Although Mexico celebrates the winter holidays in a way that’s similar to other countries in the western world, it seems to have a surprisingly low number of Christmas songs. However, that’s not to say there are no holiday tunes that come from Mexico. They can be a bit difficult to find but look around long enough and you’ll definitely come across some good Mexican Christmas songs that are just perfect for your holiday playlist. Here are some of our favorites:
What better way to start our list that with a Mexican Christmas song that’s all about the 24th of December, aka Christmas Eve. The song may sound a bit unusual at first as it’s unlike any traditional Christmas carol but give it a chance because you’ll warm up to it in no time.
This is a great traditional Mexican carol that literally translates to “The Fish in the River” and is not very well known outside the country. The song is religious in nature and focuses on the Virgin Mary as she prepares to give birth to baby Jesus.
With a word like rumba in the very title, it should come to no surprise that this is one of the most danceable Mexican Christmas songs on this list. Although the lyrics are actually pretty sad, there’s no denying that this holiday tune begs you to hit the dance floor.
We promise we’re not trying to bring you down but we just had to list this one even if it is another sad song (even sadder than the previous one actually). Amarga Navidad translates to bitter Christmas and is one of the most popular Mexican holiday songs of all time so we would be remiss not to include it.
Literally translating to “Bell Over Bell”, the song is more commonly known outside of Mexico as “The Bells of Bethlehem.” As I’m sure you’ve already guessed, this is another religious Mexican Christmas song that’s considered a traditional carol.
A very interesting traditional Mexican Christmas song that’s usually performed in the region of Veracruz to celebrate a special event known as Los Posadas.

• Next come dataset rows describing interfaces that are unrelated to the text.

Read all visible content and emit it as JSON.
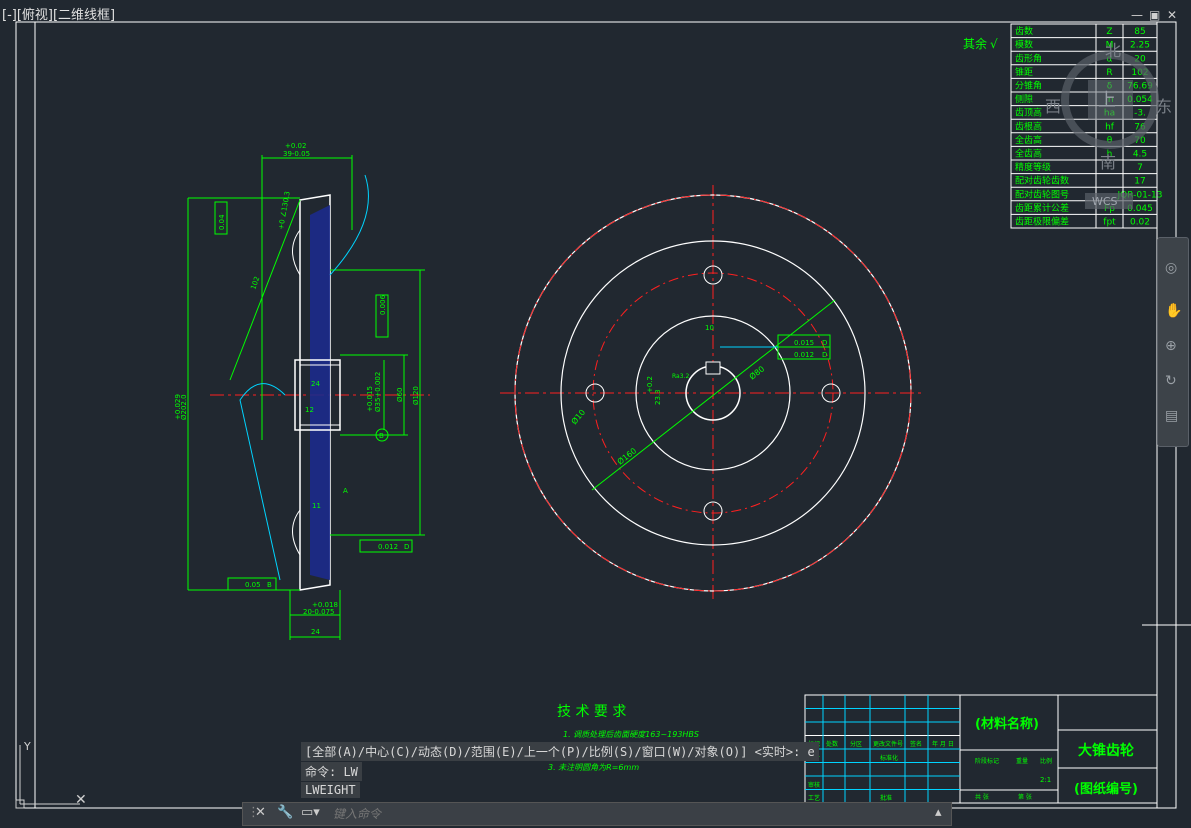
{
  "viewport": {
    "label": "[-][俯视][二维线框]"
  },
  "window_controls": {
    "minimize": "—",
    "restore": "▣",
    "close": "✕"
  },
  "viewcube": {
    "north": "北",
    "west": "西",
    "east": "东",
    "south": "南",
    "top": "上",
    "wcs": "WCS"
  },
  "spec_table": {
    "rows": [
      [
        "齿数",
        "Z",
        "85"
      ],
      [
        "模数",
        "M",
        "2.25"
      ],
      [
        "齿形角",
        "α",
        "20"
      ],
      [
        "锥距",
        "R",
        "102"
      ],
      [
        "分锥角",
        "δ",
        "76.69"
      ],
      [
        "侧隙",
        "jn",
        "0.054"
      ],
      [
        "齿顶高",
        "ha",
        "-3."
      ],
      [
        "齿根高",
        "hf",
        "76"
      ],
      [
        "全齿高",
        "θ",
        "70"
      ],
      [
        "全齿高",
        "h",
        "4.5"
      ],
      [
        "精度等级",
        "",
        "7"
      ],
      [
        "配对齿轮齿数",
        "",
        "17"
      ],
      [
        "配对齿轮图号",
        "",
        "JQR-01-13"
      ],
      [
        "齿距累计公差",
        "Fp",
        "0.045"
      ],
      [
        "齿距极限偏差",
        "fpt",
        "0.02"
      ]
    ]
  },
  "roughness_note": "其余",
  "side_view": {
    "dims": {
      "top_tol": "+0.02",
      "top_width": "39-0.05",
      "tol_box_1": "0.04",
      "tol_box_2": "0.006",
      "angle_top": "+0 ∠130.3",
      "slant": "102",
      "left_tol": "+0.029",
      "left_dia": "Ø202.0",
      "hub_24": "24",
      "hub_12": "12",
      "hole_tol": "+0.015",
      "hole_dia": "Ø35+0.002",
      "d60": "Ø60",
      "d120": "Ø120",
      "datum_b": "B",
      "datum_a": "A",
      "tol_flat": "0.012",
      "tol_flat_d": "D",
      "tol_bottom": "0.05",
      "tol_bottom_b": "B",
      "bot_tol": "+0.018",
      "bot_width": "20-0.075",
      "bot_24": "24",
      "r11": "11"
    }
  },
  "front_view": {
    "dims": {
      "d10": "Ø10",
      "d160": "Ø160",
      "d80": "Ø80",
      "key": "23.3",
      "key_tol": "+0.2",
      "key_w": "10",
      "tol1": "0.015",
      "tol1_d": "D",
      "tol2": "0.012",
      "tol2_d": "D",
      "ra": "Ra3.2"
    }
  },
  "tech_requirements": {
    "title": "技 术 要 求",
    "items": [
      "1. 调质处理后齿面硬度163~193HBS",
      "3. 未注明圆角为R=6mm"
    ]
  },
  "title_block": {
    "material": "(材料名称)",
    "part_name": "大锥齿轮",
    "drawing_no": "(图纸编号)",
    "labels": [
      "标记",
      "处数",
      "分区",
      "更改文件号",
      "签名",
      "年 月 日",
      "设计",
      "标准化",
      "审核",
      "工艺",
      "批准",
      "阶段标记",
      "重量",
      "比例",
      "共 张",
      "第 张"
    ],
    "scale": "2:1"
  },
  "command_history": [
    "[全部(A)/中心(C)/动态(D)/范围(E)/上一个(P)/比例(S)/窗口(W)/对象(O)] <实时>: e",
    "命令: LW",
    "LWEIGHT"
  ],
  "command_line": {
    "placeholder": "键入命令"
  },
  "colors": {
    "bg": "#212830",
    "green": "#00ff00",
    "red": "#ff2020",
    "cyan": "#00d4ff",
    "white": "#ffffff",
    "blue": "#2030a0"
  }
}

Despite its name, the song isn’t about burritos (the food) as the word also means donkey in Spanish. The song is told from the perspective of one of the three mages who travels to Bethlehem alongside his trusted donkey.
Regalo de Reyes (Present of Kings) is a song about, unsurprisingly, the three mages (or three kings) who traveled to Bethlehem bearing gifts for Jesus Christ. The song is most often performed during El Dia de Los Reyes Magos (Day of the Mage Kings), which is a very special winter holiday in Spain and across all Latin America.
This song (which translates to Christmas and New Year) comes from a very special album that’s all about the winter holidays. There are plenty of gems on that album but Navidad y Ano Nuevo is often considered the best of the bunch.
The opening and ending of this famous Mexican Christmas song sound suspiciously similar to the Jingle Bells tune we all know all love. Aside from that, however, Deseo the Navidad (Christmas Desire) is actually a pretty sad song about a man missing his departed wife.
As mentioned earlier, Mexican Christmas songs can be hard to find so when you do eventually come across one, it’s always a good idea to download it so you never lose track of it again. Luckily, downloading songs is very easy thanks to DVDFab YouTube to MP3, a tool that allows you to quickly grab any song from YouTube website and turn it into an MP3 file. The software can even download entire playlists in one go and also downloads all the metadata associated with any song you download.
1. Launch DVDFab 11 and go to Utilities -> YouTube to MP3 to get started.
2. Search for one of your favorite Mexican Christmas songs on YouTube and copy its URL. If you want to download an entire playlist, simply copy the URL of any song found in that playlist.
3. Return to YouTube to MP3 and paste in the URL to start downloading the song. Repeat steps 2 and 3 as many times as needed until you’ve downloaded all your favorite songs.
4. Finally, go to the Finished tab and click the little folder icon to access the MP3 songs and start playing them.
Mexican Christmas songs tend to be very underrated as they’re usually not as solemn as the traditional carols and hymns found in other countries. But if you’re looking for Christmas music that you can dance to, you’ll definitely enjoy what Mexico has to offer. Whenever you find a song you like, don’t hesitate to download it with DVDFab YouTube to MP3 to avoid annoying ads and other interruptions.
And if you really love listening to Mexican songs, you should never miss out on the songs released by these top Mexican singers.